Segment Start: DATASET CONTENT

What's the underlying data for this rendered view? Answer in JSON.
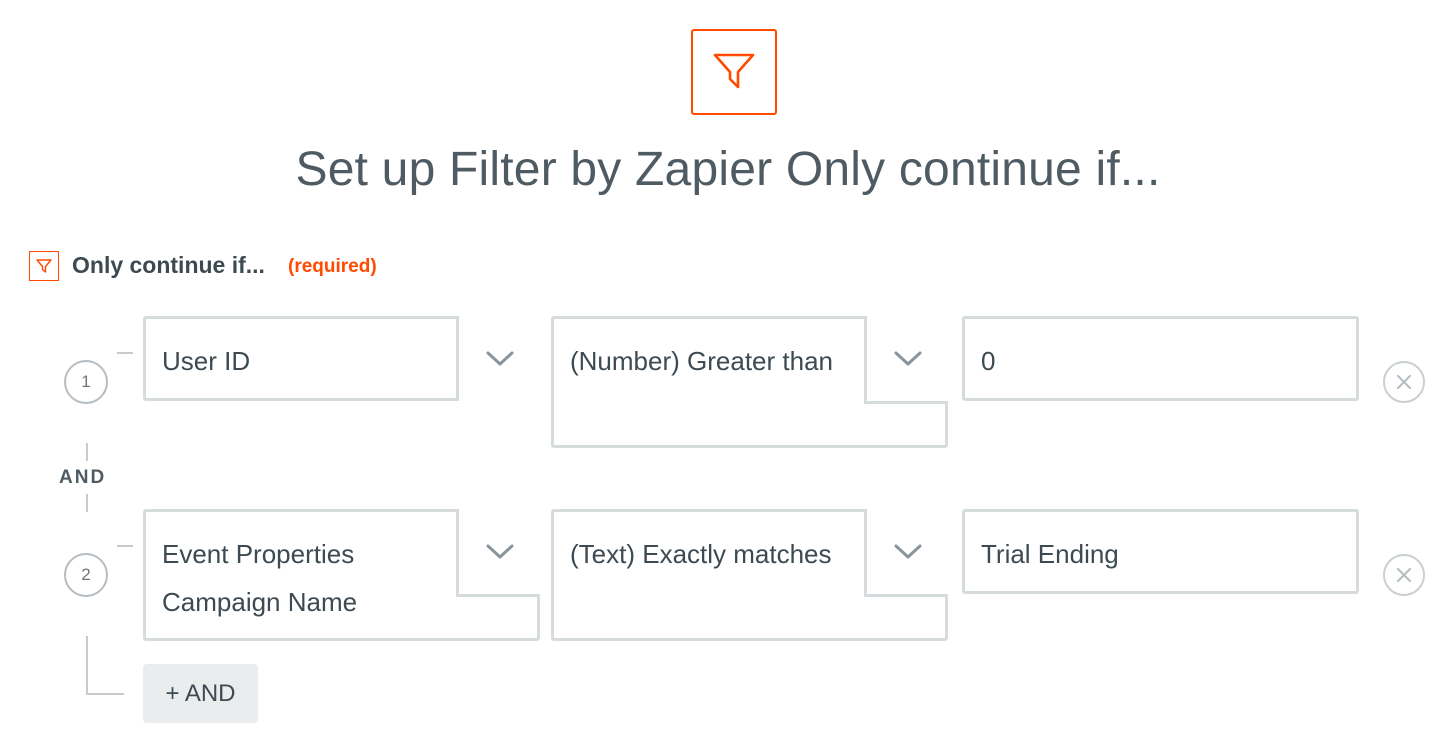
{
  "header": {
    "icon": "filter-icon",
    "title": "Set up Filter by Zapier Only continue if..."
  },
  "section": {
    "icon": "filter-icon",
    "label": "Only continue if...",
    "required": "(required)"
  },
  "rules": [
    {
      "number": "1",
      "field": "User ID",
      "condition": "(Number) Greater than",
      "value": "0"
    },
    {
      "number": "2",
      "field": "Event Properties Campaign Name",
      "condition": "(Text) Exactly matches",
      "value": "Trial Ending"
    }
  ],
  "connector": "AND",
  "add_button": "+ AND",
  "colors": {
    "accent": "#ff4a00",
    "border": "#d6dbdd",
    "text": "#3d4a52"
  }
}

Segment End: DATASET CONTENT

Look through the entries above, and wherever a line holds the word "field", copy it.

> _SOLUTION TO THIS EXERCISE_
      "field": "User ID",
      "field": "Event Properties Campaign Name",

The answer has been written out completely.